In 1984, at Don Graham’s urging, Mr. Bradlee named Downie managing editor. Downie, 21 years younger than Mr. Bradlee, had won his stripes as an investigative reporter and as an editor on the Watergate story. He was not one of Mr. Bradlee’s favorites and wasn’t his first choice to be managing editor. But he won Mr. Bradlee’s respect, and they were soon working easily together. In 1991, on the eve of his 70th birthday, Mr. Bradlee retired. He still looked and acted like a man much younger.

The staff drenched him in an outpouring of emotion on his last day in the newsroom, July 31, 1991. Most of the men and women on the staff had bought, borrowed or faked a striped shirt with a white collar and cuffs, mimicking those made by Turnbull & Asser in London that Mr. Bradlee had been wearing for years. For tribute after tribute, Mr. Bradlee kept his eyes dry. But then he heard the telegram from Nora Boustany, who had covered the war in Lebanon for The Post and was back in Beirut for a visit at the time of the retirement party. Her comments were read aloud:

“Whenever I found myself alone on the streets of Beirut, I would just shrug off the shelling, the gunmen, and the dark corners, telling myself there is this distinguished eminence up there who really appreciates and understands the true meaning of courage in journalism. . . . For me you will always be the grand, brave man of the news who watched over me and made me want to give just a little bit more. Thank you for giving us all something so special to believe in.”

Don Graham made Mr. Bradlee a director of The Washington Post Co. and a vice president of the newspaper. Graham spent some time coming up with an appropriate title. He chose “vice president at large,” a generous signal that Mr. Bradlee remained a big figure but had no particular responsibilities.

In retirement, Mr. Bradlee wrote his highly successful memoir. He and Quinn raised millions of dollars for Children’s National Medical Center, which had done so much for their son, Quinn, who was born with serious disabilities in 1982. He also gave money away, endowing the Bradlee Professorship of Government and the Press at the Kennedy School of Government at Harvard.

He joined the International Advisory Board of Independent News & Media, a global media company that owns newspapers and other properties in Ireland, England and South Africa. Into his 80s, he enjoyed traveling to board meetings in those countries. Mr. Bradlee also served as chairman of the Historic St. Mary’s City Commission, the nonprofit organization that maintains the historical relics of St. Mary’s, the oldest European settlement in Maryland. In 2007, the French government awarded him its Legion d’Honneur, France’s highest decoration.

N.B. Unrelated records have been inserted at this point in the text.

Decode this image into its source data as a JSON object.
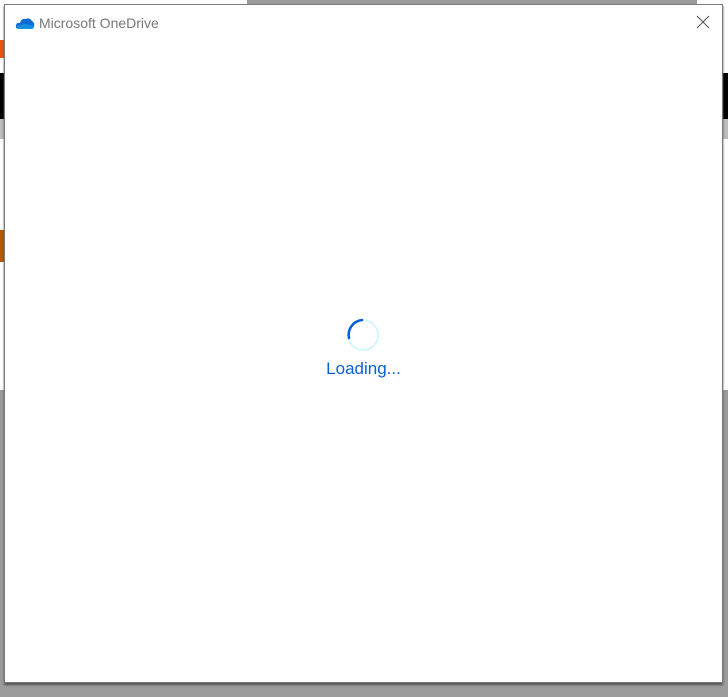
{
  "dialog": {
    "title": "Microsoft OneDrive",
    "icon": "onedrive-cloud-icon",
    "close_icon": "close-icon",
    "loading_text": "Loading...",
    "accent_color": "#0a5fd6"
  }
}
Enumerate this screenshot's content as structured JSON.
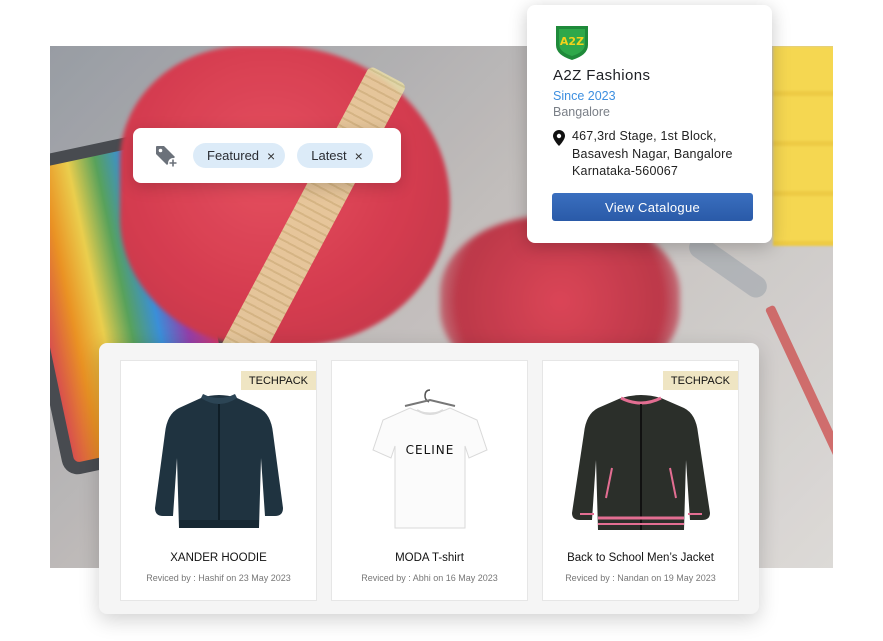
{
  "tags": {
    "chips": [
      {
        "label": "Featured"
      },
      {
        "label": "Latest"
      }
    ],
    "remove_symbol": "×",
    "add_icon": "tag-add-icon"
  },
  "store": {
    "logo_text": "A2Z",
    "name": "A2Z Fashions",
    "since": "Since 2023",
    "city": "Bangalore",
    "address_lines": [
      "467,3rd Stage, 1st Block,",
      "Basavesh Nagar, Bangalore",
      "Karnataka-560067"
    ],
    "cta_label": "View Catalogue",
    "colors": {
      "accent": "#2f63b3",
      "since": "#3d8fe0",
      "logo_green": "#1f8a3a",
      "logo_yellow": "#f2d21b"
    }
  },
  "products": [
    {
      "name": "XANDER HOODIE",
      "revised": "Reviced by : Hashif on 23 May 2023",
      "badge": "TECHPACK",
      "image": "navy-bomber-jacket"
    },
    {
      "name": "MODA T-shirt",
      "revised": "Reviced by : Abhi on 16 May 2023",
      "badge": "",
      "image": "white-tshirt",
      "print": "CELINE"
    },
    {
      "name": "Back to School Men’s Jacket",
      "revised": "Reviced by : Nandan on 19 May 2023",
      "badge": "TECHPACK",
      "image": "black-varsity-jacket"
    }
  ]
}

Mr. Bradlee and Quinn maintained residences in St. Mary’s County, Md., in East Hampton, N.Y., and in Georgetown. Besides his wife, survivors include a son from his first marriage, Benjamin C. Bradlee Jr. of Boston; two children from his second marriage, Dominic Bradlee of Hydra, Greece, and Marina Murdock of Purcellville, Va.; a son from his third marriage, Quinn Bradlee of Washington; 10 grandchildren; and a great-grandchild.

The late David Halberstam, who won a Pulitzer Prize for the New York Times and devoted much of his book “The Powers That Be” to Mr. Bradlee’s Washington Post, offered this valedictory in an interview:

“He took The Post, then affluent and filled with underutilized potential, and made it a formidable national newspaper worthy of a head-to-head competition with the [New York] Times. He did it in a way that made the paper itself a joyous place to work. The paper reflected his personality. He was exuberant, competitive and combative if challenged. He made The Post a magnet for young reporters looking for a chance to play in a very high-stakes game.”

An earlier version of this obituary misspelled the name of Osborn Elliott, a former top editor at Newsweek magazine. The article has been corrected.

Robert G. Kaiser is a former managing editor of The Washington Post.